I hit the mile mark in 5:45. Shortly after going past the 2 mile turnaround, I heard someone say something along the line of "figures", which I quickly figured out meant "great, the only guy in front of us is also in the 5 mile". Not too long after, I had company. A high school aged runner on my left shoulder. I tried to maintain pace, hoping he would fall back, but he was persistent on my shoulder. There was another runner persistently running right behind us. Just before the 2 mile mark, there was a downhill and I leaned into it a bit, letting gravity pull me down. The guy on my shoulder didn't hesitate to respond. The guy behind us dropped a little back but was still definitely within reach. Knowing I was going to have to battle to the death if I was going to win, I stole a glance back as we went around a couple corners. Fourth was well back. This was now a 3 man race. Well, I might as well roll the dice. Take a few chances to try to win. The worst that will happen is third unless I completely blow up. So I kept pushing, even though I knew I was beginning to hurt more than I should just over 2 miles into a 5 mile race. The guy on my shoulder was now right next to me, even occasionally getting a half step ahead of me. We were running shoulder to shoulder down a bike path in a dual that I knew could not last. I wasn't going to be able to hold this for another 2.5 miles. Finally, a little after 2.5 miles, I decided it's do or die. Either I gap this guy and break his spirit or he's going to get me. I threw in a surge, he responded instantly. I backed off for a bit, then threw in a bigger surge. He responded instantly again. I tried a few more surges, then he sustained my 5th or 6th surge when I couldn't any more and gapped me just before the 3 mile mark. Shortly after the 3 mile mark, on one of the long, grinding uphills this course had, the second guy came back on me and passed. After the race, he told me he expected me to catch him back on the coming downhill. Little did he know I had nothing left to respond with. Even before he passed me, I told myself I wanted to try to go with him but I had absolutely nothing there. My legs refused to respond when he went by me.

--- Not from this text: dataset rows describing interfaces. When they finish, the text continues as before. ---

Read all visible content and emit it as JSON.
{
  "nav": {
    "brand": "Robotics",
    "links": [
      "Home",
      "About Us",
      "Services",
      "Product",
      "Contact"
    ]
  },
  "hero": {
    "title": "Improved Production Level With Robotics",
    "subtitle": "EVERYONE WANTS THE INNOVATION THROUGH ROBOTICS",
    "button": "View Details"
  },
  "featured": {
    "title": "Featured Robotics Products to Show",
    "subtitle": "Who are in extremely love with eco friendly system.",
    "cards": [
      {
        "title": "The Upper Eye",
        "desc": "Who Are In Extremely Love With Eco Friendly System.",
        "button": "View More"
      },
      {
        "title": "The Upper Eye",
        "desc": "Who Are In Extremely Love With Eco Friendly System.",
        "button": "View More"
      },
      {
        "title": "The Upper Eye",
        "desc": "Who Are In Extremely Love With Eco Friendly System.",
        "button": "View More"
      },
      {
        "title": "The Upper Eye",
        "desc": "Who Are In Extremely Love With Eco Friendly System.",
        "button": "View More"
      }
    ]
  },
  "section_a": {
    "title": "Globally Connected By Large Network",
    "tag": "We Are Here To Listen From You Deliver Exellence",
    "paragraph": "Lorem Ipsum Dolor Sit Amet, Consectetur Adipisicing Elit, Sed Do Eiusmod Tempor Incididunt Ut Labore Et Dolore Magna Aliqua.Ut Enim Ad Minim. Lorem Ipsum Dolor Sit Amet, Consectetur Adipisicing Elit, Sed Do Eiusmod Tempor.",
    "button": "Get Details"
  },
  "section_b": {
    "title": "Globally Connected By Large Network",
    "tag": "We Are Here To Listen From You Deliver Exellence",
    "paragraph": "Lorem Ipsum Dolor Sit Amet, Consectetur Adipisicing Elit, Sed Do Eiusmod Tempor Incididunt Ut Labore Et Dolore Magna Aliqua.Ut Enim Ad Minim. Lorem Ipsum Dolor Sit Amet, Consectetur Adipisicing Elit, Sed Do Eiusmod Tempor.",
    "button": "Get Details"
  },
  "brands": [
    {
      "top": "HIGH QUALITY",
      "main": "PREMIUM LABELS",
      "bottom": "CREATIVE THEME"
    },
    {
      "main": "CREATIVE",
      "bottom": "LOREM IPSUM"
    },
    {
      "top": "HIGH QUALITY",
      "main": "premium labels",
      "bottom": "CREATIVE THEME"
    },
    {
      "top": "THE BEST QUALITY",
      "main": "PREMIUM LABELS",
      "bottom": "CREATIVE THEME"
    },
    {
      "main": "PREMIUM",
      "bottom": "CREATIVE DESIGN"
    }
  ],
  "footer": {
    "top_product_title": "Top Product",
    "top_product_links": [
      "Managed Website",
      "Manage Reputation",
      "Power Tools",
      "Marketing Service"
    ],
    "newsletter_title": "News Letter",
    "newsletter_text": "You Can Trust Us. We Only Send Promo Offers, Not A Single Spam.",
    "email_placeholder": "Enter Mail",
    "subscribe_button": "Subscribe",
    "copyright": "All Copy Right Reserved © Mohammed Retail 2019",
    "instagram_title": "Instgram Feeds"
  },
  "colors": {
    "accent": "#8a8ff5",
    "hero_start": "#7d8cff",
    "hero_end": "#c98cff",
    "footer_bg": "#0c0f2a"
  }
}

I believe it was just before the 4 mile mark when we turned off the trail and back onto roads. I stole another look back and saw that there was nobody in sight. With the top two having a solid lead on me and still gradually pulling away and nobody anywhere near behind me, I lost that racing edge and, while I kept up a hard effort, didn't redline it in that final mile or so. I knew I was so solidly in third that nothing would change that.

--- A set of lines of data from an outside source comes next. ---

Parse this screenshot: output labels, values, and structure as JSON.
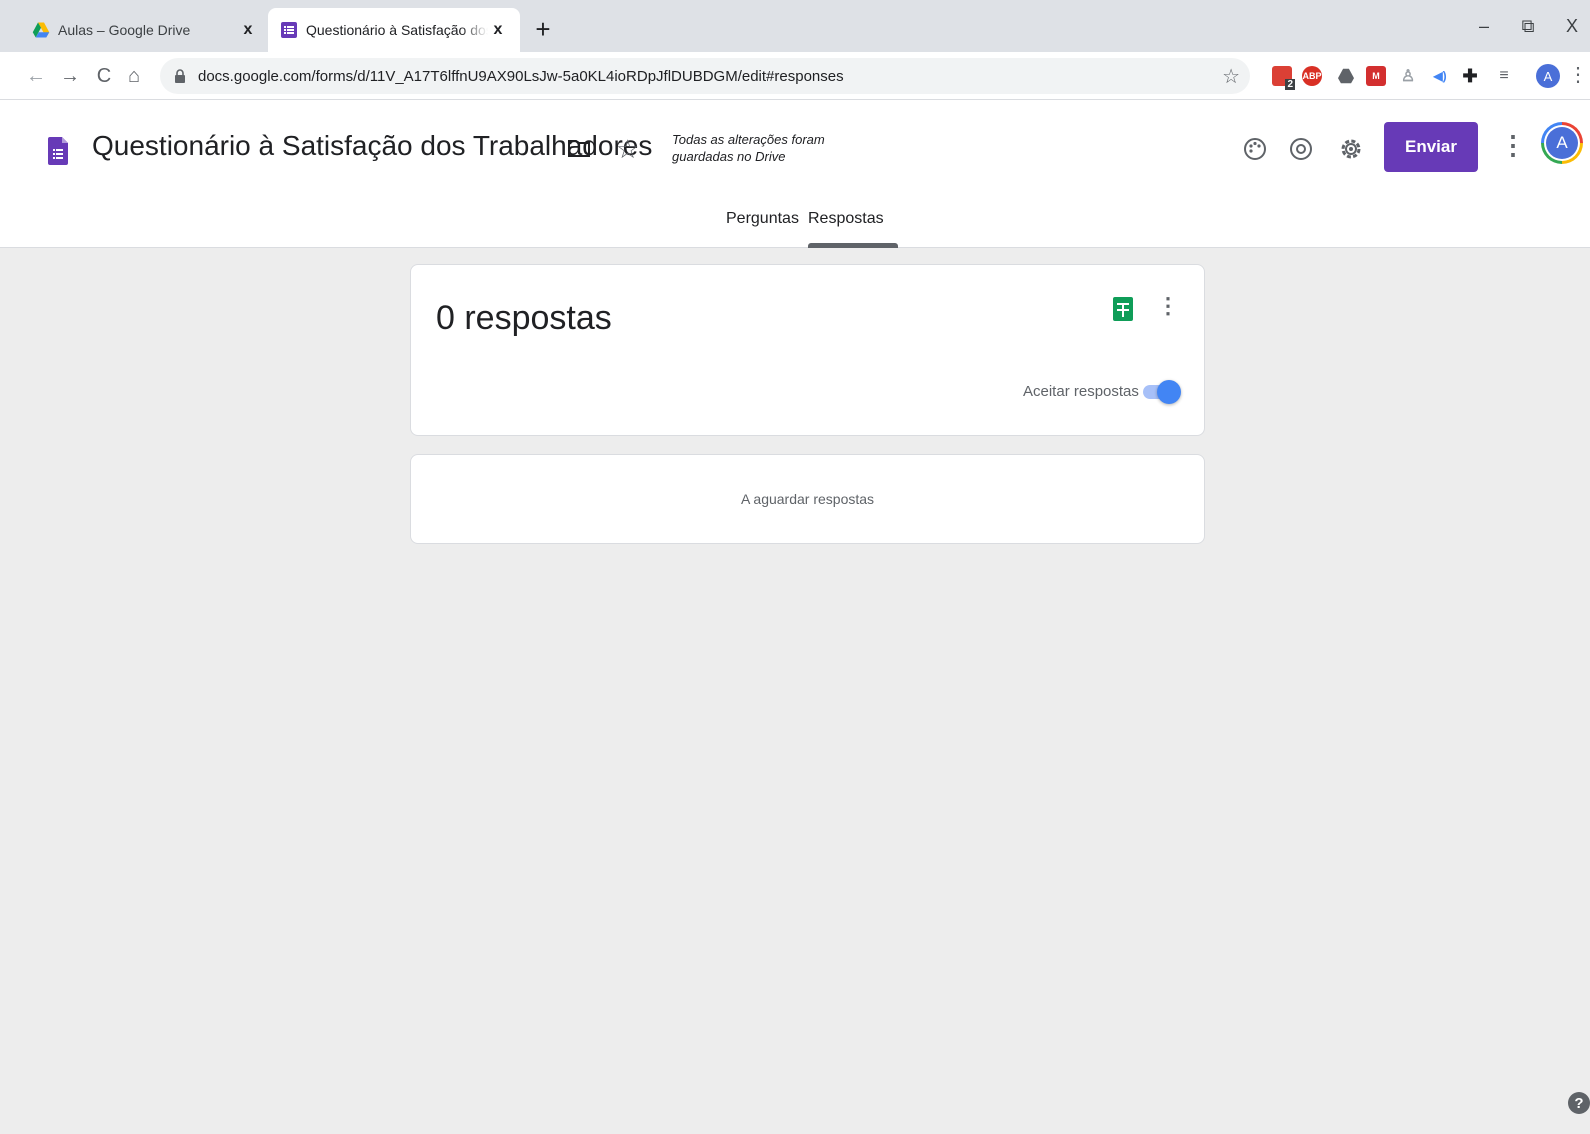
{
  "browser": {
    "tabs": [
      {
        "title": "Aulas – Google Drive",
        "close": "x",
        "icon": "google-drive-icon"
      },
      {
        "title": "Questionário à Satisfação dos Trabalhadores",
        "close": "x",
        "icon": "google-forms-icon"
      }
    ],
    "new_tab": "+",
    "window_controls": {
      "minimize": "–",
      "restore": "⧉",
      "close": "X"
    },
    "url": "docs.google.com/forms/d/11V_A17T6lffnU9AX90LsJw-5a0KL4ioRDpJflDUBDGM/edit#responses",
    "profile_initial": "A",
    "extensions": [
      {
        "name": "todoist-icon",
        "badge": "2",
        "color": "#db4035"
      },
      {
        "name": "adblock-plus-icon",
        "label": "ABP",
        "color": "#d93025"
      },
      {
        "name": "google-drive-ext-icon",
        "color": "#5f6368"
      },
      {
        "name": "mendeley-icon",
        "color": "#d32f2f"
      },
      {
        "name": "extension-figure-icon",
        "color": "#9aa0a6"
      },
      {
        "name": "audio-icon",
        "color": "#4285f4"
      },
      {
        "name": "puzzle-icon",
        "color": "#202124"
      },
      {
        "name": "media-queue-icon",
        "color": "#5f6368"
      }
    ]
  },
  "form": {
    "title": "Questionário à Satisfação dos Trabalhadores",
    "save_status": "Todas as alterações foram guardadas no Drive",
    "send_label": "Enviar",
    "avatar_initial": "A",
    "tabs": {
      "questions": "Perguntas",
      "responses": "Respostas",
      "active": "Respostas"
    }
  },
  "responses": {
    "count_label": "0 respostas",
    "accept_label": "Aceitar respostas",
    "accepting": true,
    "waiting_label": "A aguardar respostas"
  },
  "colors": {
    "accent": "#673ab7",
    "toggle": "#4285f4",
    "sheets": "#0f9d58",
    "background": "#ededed"
  },
  "help_glyph": "?"
}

I ended up finishing third in 29:21. Not bad for the heat, humidity and hills I faced in this race. There were at least two and I think I recall three long, grinding hills that, combined with the heat and humidity, just sucked my strength right out of me. Still, I battled out there. I came out on the losing end of the battle this time but I nonetheless put up the best fight I possibly could. There's no shame in giving your best and losing to someone who is simply better than you on that given day. I walk away from this race with my head held high. I know that 29:21 is a bit of a deceptive time because of what I faced and I know I took the best shot I had to go for the win.

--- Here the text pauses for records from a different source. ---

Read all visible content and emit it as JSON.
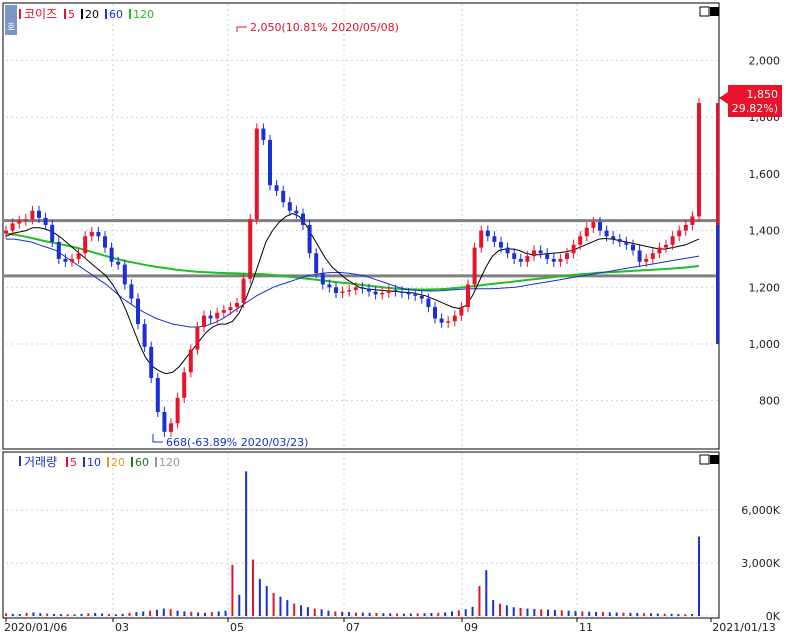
{
  "chart_data": [
    {
      "type": "candlestick",
      "title": "코이즈",
      "legend": [
        {
          "label": "5",
          "color": "#e8122a"
        },
        {
          "label": "20",
          "color": "#000000"
        },
        {
          "label": "60",
          "color": "#1a2fd6"
        },
        {
          "label": "120",
          "color": "#21c021"
        }
      ],
      "ylim": [
        640,
        2150
      ],
      "y_ticks": [
        "2,000",
        "1,800",
        "1,600",
        "1,400",
        "1,200",
        "1,000",
        "800"
      ],
      "y_tick_values": [
        2000,
        1800,
        1600,
        1400,
        1200,
        1000,
        800
      ],
      "x_tick_labels": [
        "2020/01/06",
        "03",
        "05",
        "07",
        "09",
        "11",
        "2021/01/13"
      ],
      "high_annotation": "2,050(10.81% 2020/05/08)",
      "low_annotation": "668(-63.89% 2020/03/23)",
      "current_price": "1,850",
      "current_change": "( 29.82%)",
      "horizontal_lines": [
        1435,
        1240
      ],
      "series": {
        "close": [
          1400,
          1425,
          1435,
          1440,
          1470,
          1445,
          1420,
          1360,
          1300,
          1290,
          1300,
          1320,
          1380,
          1395,
          1380,
          1340,
          1290,
          1280,
          1210,
          1160,
          1070,
          990,
          880,
          760,
          690,
          720,
          810,
          900,
          980,
          1060,
          1100,
          1090,
          1110,
          1120,
          1130,
          1145,
          1230,
          1440,
          1760,
          1720,
          1560,
          1540,
          1500,
          1470,
          1460,
          1420,
          1320,
          1250,
          1210,
          1200,
          1180,
          1185,
          1190,
          1200,
          1195,
          1185,
          1175,
          1180,
          1190,
          1185,
          1180,
          1175,
          1170,
          1160,
          1130,
          1090,
          1075,
          1080,
          1100,
          1130,
          1210,
          1340,
          1400,
          1380,
          1360,
          1340,
          1320,
          1300,
          1290,
          1310,
          1330,
          1320,
          1300,
          1290,
          1300,
          1320,
          1350,
          1380,
          1410,
          1430,
          1400,
          1380,
          1370,
          1360,
          1350,
          1330,
          1290,
          1300,
          1320,
          1340,
          1350,
          1380,
          1400,
          1420,
          1450,
          1850
        ],
        "ma20": [
          1380,
          1390,
          1395,
          1400,
          1410,
          1410,
          1405,
          1395,
          1380,
          1360,
          1340,
          1320,
          1300,
          1280,
          1260,
          1240,
          1210,
          1170,
          1120,
          1060,
          1000,
          950,
          920,
          905,
          895,
          900,
          920,
          950,
          980,
          1010,
          1040,
          1060,
          1070,
          1070,
          1080,
          1110,
          1160,
          1220,
          1290,
          1360,
          1400,
          1430,
          1450,
          1460,
          1450,
          1420,
          1380,
          1340,
          1300,
          1270,
          1250,
          1230,
          1215,
          1200,
          1195,
          1192,
          1190,
          1188,
          1186,
          1184,
          1182,
          1180,
          1175,
          1170,
          1160,
          1150,
          1140,
          1130,
          1125,
          1135,
          1170,
          1220,
          1270,
          1310,
          1330,
          1335,
          1335,
          1330,
          1320,
          1315,
          1315,
          1318,
          1320,
          1322,
          1325,
          1330,
          1340,
          1350,
          1360,
          1370,
          1372,
          1370,
          1365,
          1360,
          1355,
          1350,
          1345,
          1340,
          1335,
          1335,
          1340,
          1345,
          1350,
          1360,
          1370
        ],
        "ma60": [
          1370,
          1370,
          1365,
          1360,
          1350,
          1340,
          1330,
          1310,
          1290,
          1270,
          1250,
          1230,
          1210,
          1185,
          1160,
          1140,
          1120,
          1105,
          1090,
          1080,
          1070,
          1065,
          1060,
          1060,
          1065,
          1075,
          1090,
          1110,
          1130,
          1150,
          1170,
          1185,
          1200,
          1210,
          1220,
          1230,
          1240,
          1245,
          1250,
          1252,
          1252,
          1250,
          1245,
          1240,
          1230,
          1220,
          1210,
          1200,
          1192,
          1190,
          1188,
          1187,
          1188,
          1190,
          1192,
          1194,
          1195,
          1195,
          1195,
          1196,
          1198,
          1200,
          1205,
          1210,
          1215,
          1220,
          1225,
          1230,
          1235,
          1240,
          1245,
          1250,
          1255,
          1260,
          1265,
          1270,
          1275,
          1280,
          1285,
          1290,
          1295,
          1300,
          1305,
          1310
        ],
        "ma120": [
          1390,
          1385,
          1378,
          1370,
          1362,
          1355,
          1348,
          1340,
          1330,
          1320,
          1310,
          1300,
          1292,
          1285,
          1278,
          1272,
          1267,
          1262,
          1258,
          1255,
          1253,
          1251,
          1250,
          1249,
          1248,
          1247,
          1245,
          1242,
          1238,
          1234,
          1230,
          1226,
          1222,
          1218,
          1214,
          1210,
          1206,
          1202,
          1198,
          1195,
          1193,
          1192,
          1192,
          1193,
          1195,
          1198,
          1202,
          1206,
          1210,
          1214,
          1218,
          1222,
          1226,
          1230,
          1234,
          1238,
          1242,
          1245,
          1248,
          1251,
          1253,
          1255,
          1257,
          1259,
          1261,
          1263,
          1265,
          1268,
          1271,
          1275
        ]
      }
    },
    {
      "type": "bar",
      "title": "거래량",
      "legend": [
        {
          "label": "5",
          "color": "#e8122a"
        },
        {
          "label": "10",
          "color": "#1a2fd6"
        },
        {
          "label": "20",
          "color": "#e89b12"
        },
        {
          "label": "60",
          "color": "#1a7a1a"
        },
        {
          "label": "120",
          "color": "#999999"
        }
      ],
      "ylim": [
        0,
        8500
      ],
      "y_ticks": [
        "6,000K",
        "3,000K",
        "0K"
      ],
      "y_tick_values": [
        6000,
        3000,
        0
      ],
      "values": [
        150,
        120,
        110,
        180,
        200,
        160,
        140,
        120,
        110,
        100,
        90,
        120,
        150,
        170,
        140,
        110,
        100,
        120,
        180,
        220,
        260,
        300,
        350,
        420,
        380,
        300,
        260,
        240,
        200,
        180,
        220,
        260,
        300,
        2900,
        1200,
        8200,
        3200,
        2100,
        1700,
        1300,
        1100,
        900,
        700,
        600,
        500,
        420,
        380,
        300,
        260,
        240,
        220,
        200,
        190,
        180,
        170,
        160,
        150,
        140,
        130,
        140,
        150,
        160,
        170,
        180,
        200,
        260,
        320,
        380,
        520,
        1700,
        2600,
        900,
        700,
        600,
        500,
        460,
        420,
        400,
        380,
        360,
        340,
        320,
        300,
        280,
        260,
        240,
        230,
        220,
        210,
        200,
        190,
        180,
        170,
        160,
        150,
        140,
        130,
        120,
        110,
        100,
        110,
        4500
      ]
    }
  ]
}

My ultimate goal for Al's Run will take a pretty significant drop in time but I know the difference in courses combined with the likely difference in weather will give me a significant chunk of that time. Two months of training will be enough to get the rest of that time. I'm still on the right path toward that goal.